Bring back every record exactly, except for the pictures, which stay out.

Dataset rows describing interfaces
"""

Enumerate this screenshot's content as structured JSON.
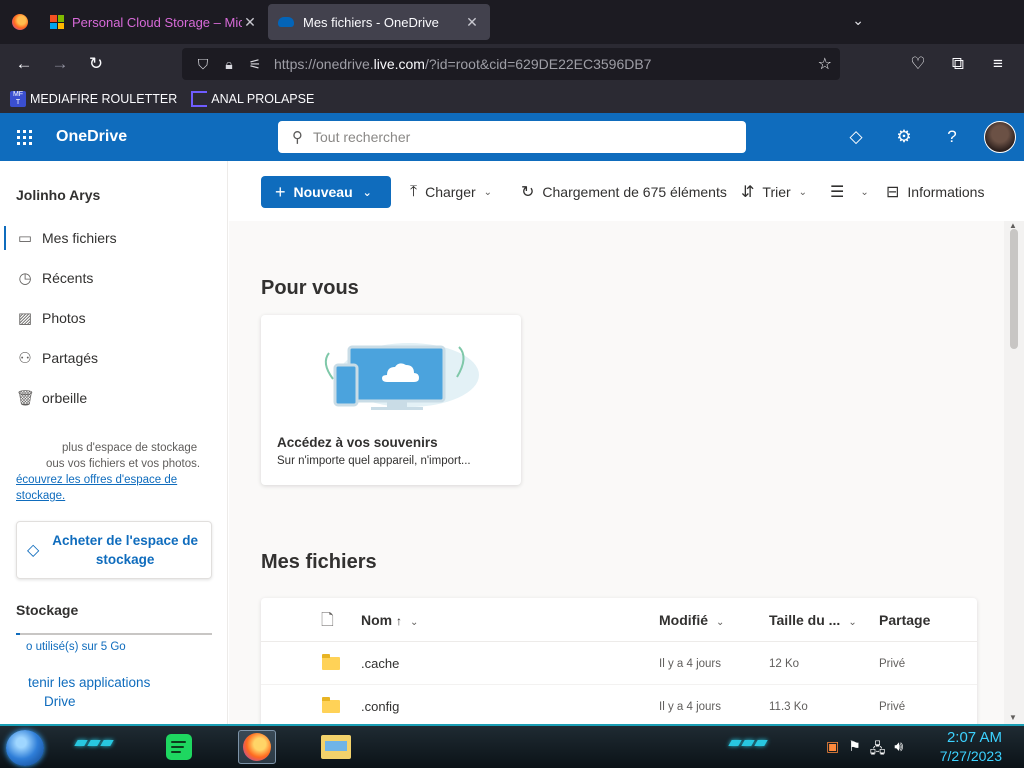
{
  "browser": {
    "tabs": [
      {
        "title": "Personal Cloud Storage – Microsoft",
        "icon": "microsoft-logo-icon",
        "active": false
      },
      {
        "title": "Mes fichiers - OneDrive",
        "icon": "onedrive-icon",
        "active": true
      }
    ],
    "url_prefix": "https://onedrive.",
    "url_domain": "live.com",
    "url_suffix": "/?id=root&cid=629DE22EC3596DB7",
    "bookmarks": [
      {
        "label": "MEDIAFIRE ROULETTER",
        "icon": "mediafire-icon"
      },
      {
        "label": "ANAL PROLAPSE",
        "icon": "bookmark-sigma-icon"
      }
    ]
  },
  "header": {
    "app_name": "OneDrive",
    "search_placeholder": "Tout rechercher",
    "accent": "#0f6cbd"
  },
  "sidebar": {
    "user_name": "Jolinho Arys",
    "items": [
      {
        "label": "Mes fichiers",
        "icon": "folder-icon",
        "selected": true
      },
      {
        "label": "Récents",
        "icon": "history-icon",
        "selected": false
      },
      {
        "label": "Photos",
        "icon": "photo-icon",
        "selected": false
      },
      {
        "label": "Partagés",
        "icon": "people-icon",
        "selected": false
      },
      {
        "label": "orbeille",
        "icon": "trash-icon",
        "selected": false
      }
    ],
    "promo_line1": "plus d'espace de stockage",
    "promo_line2": "ous vos fichiers et vos photos.",
    "promo_link": "écouvrez les offres d'espace de stockage.",
    "buy_button": "Acheter de l'espace de stockage",
    "storage_title": "Stockage",
    "storage_used_fraction": 0.01,
    "storage_text": "o utilisé(s) sur 5 Go",
    "get_apps_line1": "tenir les applications",
    "get_apps_line2": "Drive"
  },
  "commands": {
    "new": "Nouveau",
    "upload": "Charger",
    "sync": "Chargement de 675 éléments",
    "sort": "Trier",
    "info": "Informations"
  },
  "for_you": {
    "title": "Pour vous",
    "card_title": "Accédez à vos souvenirs",
    "card_sub": "Sur n'importe quel appareil, n'import..."
  },
  "my_files": {
    "title": "Mes fichiers",
    "columns": {
      "name": "Nom",
      "modified": "Modifié",
      "size": "Taille du ...",
      "sharing": "Partage"
    },
    "rows": [
      {
        "name": ".cache",
        "modified": "Il y a 4 jours",
        "size": "12 Ko",
        "sharing": "Privé"
      },
      {
        "name": ".config",
        "modified": "Il y a 4 jours",
        "size": "11.3 Ko",
        "sharing": "Privé"
      }
    ]
  },
  "taskbar": {
    "time": "2:07 AM",
    "date": "7/27/2023"
  }
}
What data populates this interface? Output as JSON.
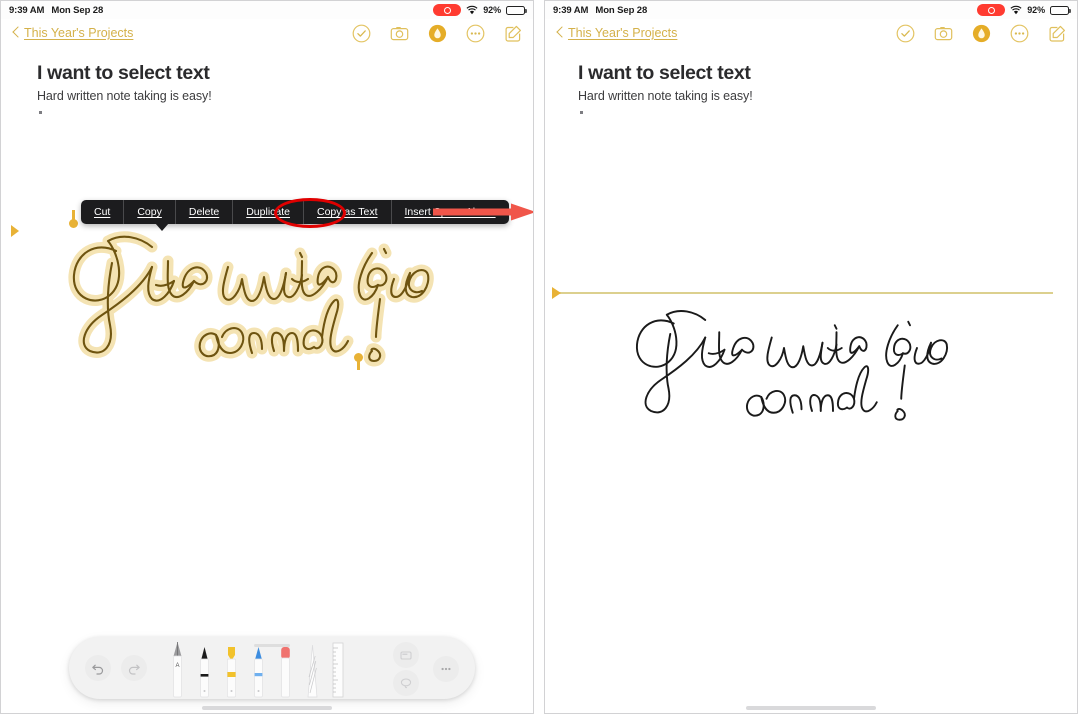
{
  "meta": {
    "app": "Notability",
    "layout": "two-panel-comparison",
    "colors": {
      "accent_gold": "#d4b14a",
      "selection_gold": "#e8b236",
      "menu_background": "#1c1c1e",
      "annotation_red": "#e00000",
      "arrow_red": "#f0564a",
      "ink_black": "#1a1a1a",
      "ink_selected": "#8a6a12"
    }
  },
  "status_bar": {
    "time": "9:39 AM",
    "date": "Mon Sep 28",
    "recording_indicator": "screen-recording-pill",
    "wifi_icon": "wifi-icon",
    "battery_percent": "92%",
    "battery_level": 92
  },
  "nav_bar": {
    "back_label": "This Year's Projects",
    "back_chevron": "chevron-left-icon",
    "icons": [
      {
        "name": "checkmark-circle-icon",
        "label": "Done"
      },
      {
        "name": "camera-icon",
        "label": "Camera"
      },
      {
        "name": "annotation-circle-icon",
        "label": "Annotate",
        "active": true
      },
      {
        "name": "ellipsis-circle-icon",
        "label": "More"
      },
      {
        "name": "compose-icon",
        "label": "New Note"
      }
    ]
  },
  "document": {
    "title": "I want to select text",
    "subtitle": "Hard written note taking is easy!",
    "handwriting_line_1": "Just write like",
    "handwriting_line_2": "normal !"
  },
  "context_menu": {
    "items": [
      {
        "label": "Cut",
        "name": "menu-item-cut"
      },
      {
        "label": "Copy",
        "name": "menu-item-copy"
      },
      {
        "label": "Delete",
        "name": "menu-item-delete"
      },
      {
        "label": "Duplicate",
        "name": "menu-item-duplicate"
      },
      {
        "label": "Copy as Text",
        "name": "menu-item-copy-as-text",
        "highlighted": true
      },
      {
        "label": "Insert Space Above",
        "name": "menu-item-insert-space-above"
      }
    ]
  },
  "annotations": {
    "circle_target": "Copy as Text",
    "arrow_direction": "right"
  },
  "tool_palette": {
    "undo_label": "Undo",
    "redo_label": "Redo",
    "tools": [
      {
        "name": "scribble-pen-tool",
        "label": "A",
        "color": "#bfbfbf"
      },
      {
        "name": "black-pen-tool",
        "label": "",
        "color": "#1a1a1a"
      },
      {
        "name": "yellow-highlighter-tool",
        "label": "",
        "color": "#f2c22c"
      },
      {
        "name": "blue-pen-tool",
        "label": "",
        "color": "#4c9ae8"
      },
      {
        "name": "red-eraser-tool",
        "label": "",
        "color": "#f0736f"
      },
      {
        "name": "shader-tool",
        "label": "",
        "color": "#c8c8c8"
      },
      {
        "name": "ruler-tool",
        "label": "",
        "color": "#bdbdbd"
      }
    ],
    "right_buttons": [
      {
        "name": "sticky-note-button",
        "label": ""
      },
      {
        "name": "lasso-select-button",
        "label": ""
      },
      {
        "name": "more-options-button",
        "label": ""
      }
    ]
  },
  "panels": [
    {
      "id": "left",
      "state": "handwriting-selected-with-menu"
    },
    {
      "id": "right",
      "state": "handwriting-deselected-insertion-line"
    }
  ]
}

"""

SOLUTION FOR THIS EXERCISE:
Enumerate this screenshot's content as structured JSON.
{
  "browser": {
    "tabs": [
      {
        "title": "Personal Cloud Storage – Microsoft",
        "icon": "microsoft-logo-icon",
        "active": false
      },
      {
        "title": "Mes fichiers - OneDrive",
        "icon": "onedrive-icon",
        "active": true
      }
    ],
    "url_prefix": "https://onedrive.",
    "url_domain": "live.com",
    "url_suffix": "/?id=root&cid=629DE22EC3596DB7",
    "bookmarks": [
      {
        "label": "MEDIAFIRE ROULETTER",
        "icon": "mediafire-icon"
      },
      {
        "label": "ANAL PROLAPSE",
        "icon": "bookmark-sigma-icon"
      }
    ]
  },
  "header": {
    "app_name": "OneDrive",
    "search_placeholder": "Tout rechercher",
    "accent": "#0f6cbd"
  },
  "sidebar": {
    "user_name": "Jolinho Arys",
    "items": [
      {
        "label": "Mes fichiers",
        "icon": "folder-icon",
        "selected": true
      },
      {
        "label": "Récents",
        "icon": "history-icon",
        "selected": false
      },
      {
        "label": "Photos",
        "icon": "photo-icon",
        "selected": false
      },
      {
        "label": "Partagés",
        "icon": "people-icon",
        "selected": false
      },
      {
        "label": "orbeille",
        "icon": "trash-icon",
        "selected": false
      }
    ],
    "promo_line1": "plus d'espace de stockage",
    "promo_line2": "ous vos fichiers et vos photos.",
    "promo_link": "écouvrez les offres d'espace de stockage.",
    "buy_button": "Acheter de l'espace de stockage",
    "storage_title": "Stockage",
    "storage_used_fraction": 0.01,
    "storage_text": "o utilisé(s) sur 5 Go",
    "get_apps_line1": "tenir les applications",
    "get_apps_line2": "Drive"
  },
  "commands": {
    "new": "Nouveau",
    "upload": "Charger",
    "sync": "Chargement de 675 éléments",
    "sort": "Trier",
    "info": "Informations"
  },
  "for_you": {
    "title": "Pour vous",
    "card_title": "Accédez à vos souvenirs",
    "card_sub": "Sur n'importe quel appareil, n'import..."
  },
  "my_files": {
    "title": "Mes fichiers",
    "columns": {
      "name": "Nom",
      "modified": "Modifié",
      "size": "Taille du ...",
      "sharing": "Partage"
    },
    "rows": [
      {
        "name": ".cache",
        "modified": "Il y a 4 jours",
        "size": "12 Ko",
        "sharing": "Privé"
      },
      {
        "name": ".config",
        "modified": "Il y a 4 jours",
        "size": "11.3 Ko",
        "sharing": "Privé"
      }
    ]
  },
  "taskbar": {
    "time": "2:07 AM",
    "date": "7/27/2023"
  }
}
What data populates this interface? Output as JSON.
{
  "meta": {
    "app": "Notability",
    "layout": "two-panel-comparison",
    "colors": {
      "accent_gold": "#d4b14a",
      "selection_gold": "#e8b236",
      "menu_background": "#1c1c1e",
      "annotation_red": "#e00000",
      "arrow_red": "#f0564a",
      "ink_black": "#1a1a1a",
      "ink_selected": "#8a6a12"
    }
  },
  "status_bar": {
    "time": "9:39 AM",
    "date": "Mon Sep 28",
    "recording_indicator": "screen-recording-pill",
    "wifi_icon": "wifi-icon",
    "battery_percent": "92%",
    "battery_level": 92
  },
  "nav_bar": {
    "back_label": "This Year's Projects",
    "back_chevron": "chevron-left-icon",
    "icons": [
      {
        "name": "checkmark-circle-icon",
        "label": "Done"
      },
      {
        "name": "camera-icon",
        "label": "Camera"
      },
      {
        "name": "annotation-circle-icon",
        "label": "Annotate",
        "active": true
      },
      {
        "name": "ellipsis-circle-icon",
        "label": "More"
      },
      {
        "name": "compose-icon",
        "label": "New Note"
      }
    ]
  },
  "document": {
    "title": "I want to select text",
    "subtitle": "Hard written note taking is easy!",
    "handwriting_line_1": "Just write like",
    "handwriting_line_2": "normal !"
  },
  "context_menu": {
    "items": [
      {
        "label": "Cut",
        "name": "menu-item-cut"
      },
      {
        "label": "Copy",
        "name": "menu-item-copy"
      },
      {
        "label": "Delete",
        "name": "menu-item-delete"
      },
      {
        "label": "Duplicate",
        "name": "menu-item-duplicate"
      },
      {
        "label": "Copy as Text",
        "name": "menu-item-copy-as-text",
        "highlighted": true
      },
      {
        "label": "Insert Space Above",
        "name": "menu-item-insert-space-above"
      }
    ]
  },
  "annotations": {
    "circle_target": "Copy as Text",
    "arrow_direction": "right"
  },
  "tool_palette": {
    "undo_label": "Undo",
    "redo_label": "Redo",
    "tools": [
      {
        "name": "scribble-pen-tool",
        "label": "A",
        "color": "#bfbfbf"
      },
      {
        "name": "black-pen-tool",
        "label": "",
        "color": "#1a1a1a"
      },
      {
        "name": "yellow-highlighter-tool",
        "label": "",
        "color": "#f2c22c"
      },
      {
        "name": "blue-pen-tool",
        "label": "",
        "color": "#4c9ae8"
      },
      {
        "name": "red-eraser-tool",
        "label": "",
        "color": "#f0736f"
      },
      {
        "name": "shader-tool",
        "label": "",
        "color": "#c8c8c8"
      },
      {
        "name": "ruler-tool",
        "label": "",
        "color": "#bdbdbd"
      }
    ],
    "right_buttons": [
      {
        "name": "sticky-note-button",
        "label": ""
      },
      {
        "name": "lasso-select-button",
        "label": ""
      },
      {
        "name": "more-options-button",
        "label": ""
      }
    ]
  },
  "panels": [
    {
      "id": "left",
      "state": "handwriting-selected-with-menu"
    },
    {
      "id": "right",
      "state": "handwriting-deselected-insertion-line"
    }
  ]
}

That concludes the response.